John Wesley Powell : biography
John Wesley Powell (March 24, 1834 – September 23, 1902) was a U.S. soldier, geologist, explorer of the American West, professor at Illinois State University, and director of major scientific and cultural institutions. He is famous for the 1869 Powell Geographic Expedition, a three-month river trip down the Green and Colorado rivers that included the first known passage through the Grand Canyon.
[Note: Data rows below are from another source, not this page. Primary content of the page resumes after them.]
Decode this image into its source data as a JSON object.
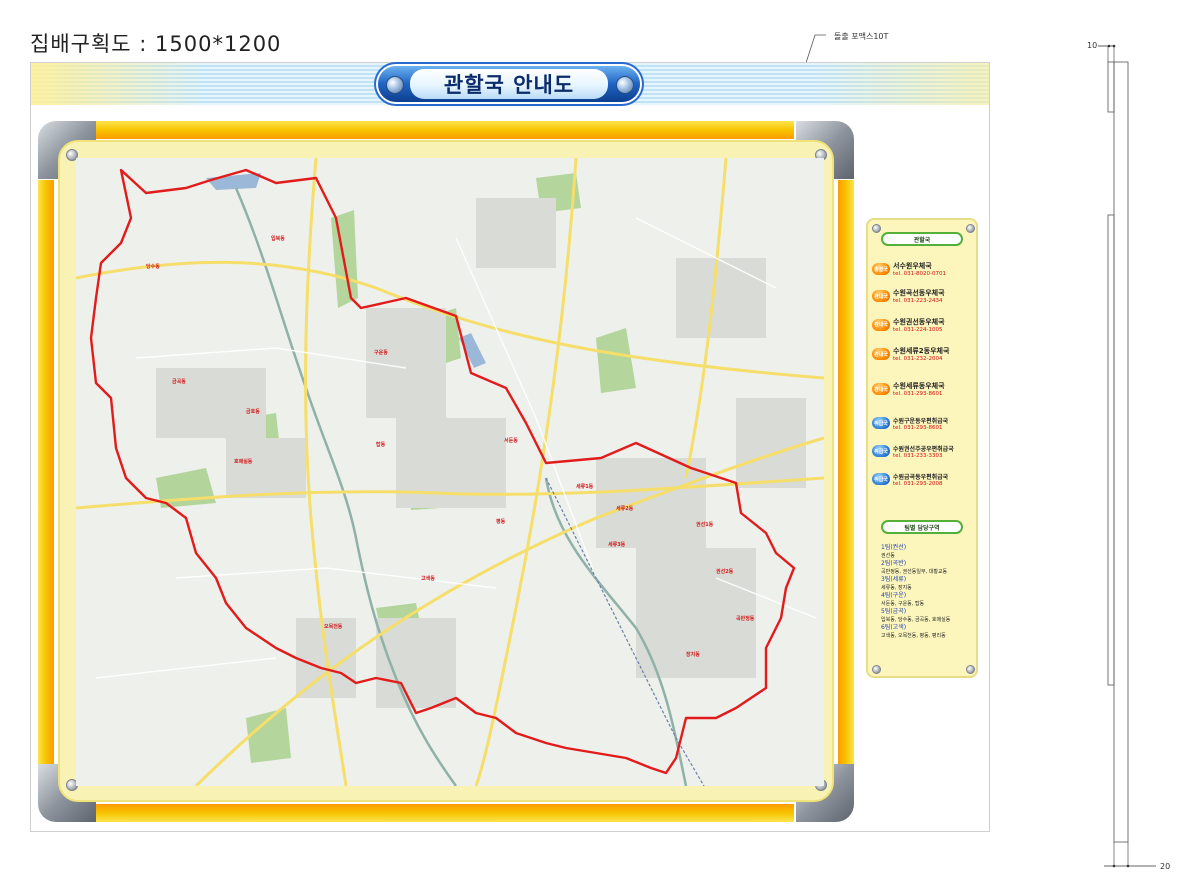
{
  "page_title": "집배구획도 : 1500*1200",
  "material_label": "돌출 포맥스10T",
  "board_title": "관할국 안내도",
  "legend": {
    "offices_header": "관할국",
    "offices": [
      {
        "badge": "총괄국",
        "name": "서수원우체국",
        "tel": "tel. 031-8020-0701",
        "badge_color": "orange"
      },
      {
        "badge": "관내국",
        "name": "수원곡선동우체국",
        "tel": "tel. 031-223-2434",
        "badge_color": "orange"
      },
      {
        "badge": "관내국",
        "name": "수원권선동우체국",
        "tel": "tel. 031-224-1005",
        "badge_color": "orange"
      },
      {
        "badge": "관내국",
        "name": "수원세류2동우체국",
        "tel": "tel. 031-232-2004",
        "badge_color": "orange"
      },
      {
        "badge": "관내국",
        "name": "수원세류동우체국",
        "tel": "tel. 031-293-8601",
        "badge_color": "orange"
      },
      {
        "badge": "취급국",
        "name": "수원구운동우편취급국",
        "tel": "tel. 031-293-8601",
        "badge_color": "blue"
      },
      {
        "badge": "취급국",
        "name": "수원권선주공우편취급국",
        "tel": "tel. 031-233-3303",
        "badge_color": "blue"
      },
      {
        "badge": "취급국",
        "name": "수원금곡동우편취급국",
        "tel": "tel. 031-293-2008",
        "badge_color": "blue"
      }
    ],
    "zones_header": "팀별 담당구역",
    "zones": [
      {
        "head": "1팀(권선)",
        "body": "권선동"
      },
      {
        "head": "2팀(곡반)",
        "body": "곡반정동, 권선동일부, 대황교동"
      },
      {
        "head": "3팀(세류)",
        "body": "세류동, 장지동"
      },
      {
        "head": "4팀(구운)",
        "body": "서둔동, 구운동, 탑동"
      },
      {
        "head": "5팀(금곡)",
        "body": "입북동, 당수동, 금곡동, 호매실동"
      },
      {
        "head": "6팀(고색)",
        "body": "고색동, 오목천동, 평동, 평리동"
      }
    ]
  },
  "map_labels": {
    "dangsu": "당수동",
    "ipbuk": "입북동",
    "geumgok": "금곡동",
    "homaesil": "호매실동",
    "gumgok2": "금호동",
    "guun": "구운동",
    "tap": "탑동",
    "seodun": "서둔동",
    "seryu1": "세류1동",
    "seryu2": "세류2동",
    "seryu3": "세류3동",
    "gwonseon1": "권선1동",
    "gwonseon2": "권선2동",
    "gokban": "곡반정동",
    "pyeong": "평동",
    "gosaek": "고색동",
    "omokcheon": "오목천동",
    "jangji": "장지동"
  },
  "dimensions": {
    "top": "10",
    "bottom": "20"
  },
  "colors": {
    "boundary": "#e21b1b",
    "frame_yellow": "#f5c400",
    "title_blue": "#1f63c3",
    "legend_bg": "#fdf6bc"
  }
}
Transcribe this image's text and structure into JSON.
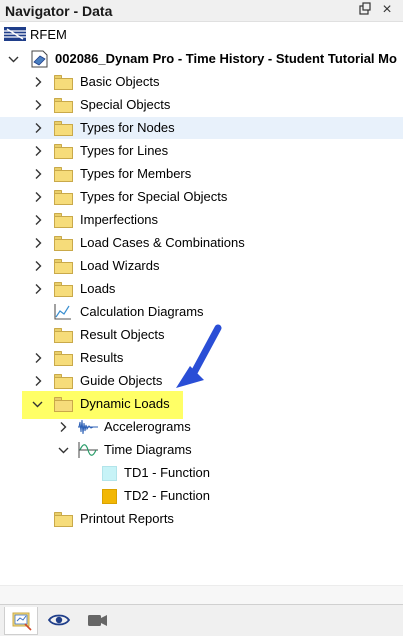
{
  "window": {
    "title": "Navigator - Data"
  },
  "tree": {
    "root": "RFEM",
    "model": "002086_Dynam Pro - Time History - Student Tutorial Mo",
    "items": [
      "Basic Objects",
      "Special Objects",
      "Types for Nodes",
      "Types for Lines",
      "Types for Members",
      "Types for Special Objects",
      "Imperfections",
      "Load Cases & Combinations",
      "Load Wizards",
      "Loads",
      "Calculation Diagrams",
      "Result Objects",
      "Results",
      "Guide Objects",
      "Dynamic Loads",
      "Printout Reports"
    ],
    "dynamic": {
      "accelerograms": "Accelerograms",
      "time_diagrams": "Time Diagrams",
      "td1": "TD1 - Function",
      "td2": "TD2 - Function"
    }
  },
  "colors": {
    "highlight": "#ffff66",
    "arrow": "#2a4ed6",
    "td1": "#c7f3f7",
    "td2": "#f2b705",
    "selected_row": "#e8f1fb"
  },
  "icons": {
    "pin": "pin-icon",
    "close": "close-icon",
    "data_tab": "data-navigator-icon",
    "view_tab": "eye-icon",
    "video_tab": "video-camera-icon"
  }
}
Powell served as second director of the US Geological Survey (1881–1894) and proposed policies for development of the arid West which were prescient for his accurate evaluation of conditions. He was director of the Bureau of Ethnology at the Smithsonian Institution, where he supported linguistic and sociological research and publications. Lake Powell, a reservoir on the Colorado River, was named in his honor.
Early life and education
Powell was born in Mount Morris, New York, in 1834, the son of Joseph and Mary Powell. His father, a poor itinerant preacher, had emigrated to the U.S. from Shrewsbury, England, in 1830. His family moved westward to Jackson, Ohio, then Walworth County, Wisconsin, before settling in Illinois in rural Boone County.
Powell studied at Illinois College, Wheaton College and Oberlin College, acquiring a knowledge of Ancient Greek and Latin. Powell had a restless nature and a deep interest in the natural sciences. As a young man he undertook a series of adventures through the Mississippi River valley. In 1855, he spent four months walking across Wisconsin. During 1856, he rowed the Mississippi from St. Anthony, Minnesota, to the sea. In 1857, he rowed down the Ohio River from Pittsburgh to St. Louis; and in 1858 down the Illinois River, then up the Mississippi and the Des Moines River to central Iowa. At age 25 he was elected to the Illinois Natural History Society in 1859.
Civil war and aftermath
Powell’s loyalties remained with the Union and the cause of abolishing slavery. On May 8, 1861, he enlisted at Hennepin, Illinois, as a private in the 20th Illinois Infantry. He was described as "age 27, height 5′ 6-1/2" tall, light complected, gray eyes, auburn hair, occupation—teacher." He was elected sergeant-major of the regiment, and when the 20th Illinois was mustered into the Federal service a month later, Powell was commissioned a second lieutenant. He enlisted in the Union Army as a cartographer, topographer and military engineer.Weiner, Americans Without Law (New York University Press, 2006).
During the Civil War he served first with the 20th Illinois Volunteers. While stationed at Cape Girardeau, Missouri, he recruited an artillery company that became Battery "F" of the 2nd Illinois Light Artillery with Powell as captain. On November 28, 1861, Powell took a brief leave to marry the former Emma Dean.Worster, Donald. A River Running West: The Life of John Wesley Powell. Oxford University Press. New York, NY. 2001.pp. 89. At the Battle of Shiloh, he lost most of his right armCurtin, Jeremiah. Creation Myths of Primitive America http://www.gutenberg.org/ebooks/39106 when struck by a minie ball. The raw nerve endings in his arm would continue to cause him pain the rest of his life.
Despite the loss of an arm, he returned to the Army and was present at Champion Hill, Big Black River Bridge on the Big Black River and in the siege of Vicksburg. Always the geologist he took to studying rocks while in the trenches at Vicksburg. He was made a major and commanded an artillery brigade with the 17th Army Corps during the Atlanta Campaign. After the fall of Atlanta he was transferred to George H. Thomas’ army and participated in the battle of Nashville. At the end of the war he was made a brevet lieutenant colonel, but despite this he continued to be referred to as "Major".
After leaving the Army, Powell took the post of professor of geology at Illinois Wesleyan University. He also lectured at Illinois State Normal University for most of his career. Powell helped found the Illinois Museum of Natural History, where he served as the curator. He declined a permanent appointment in favor of exploration of the American West.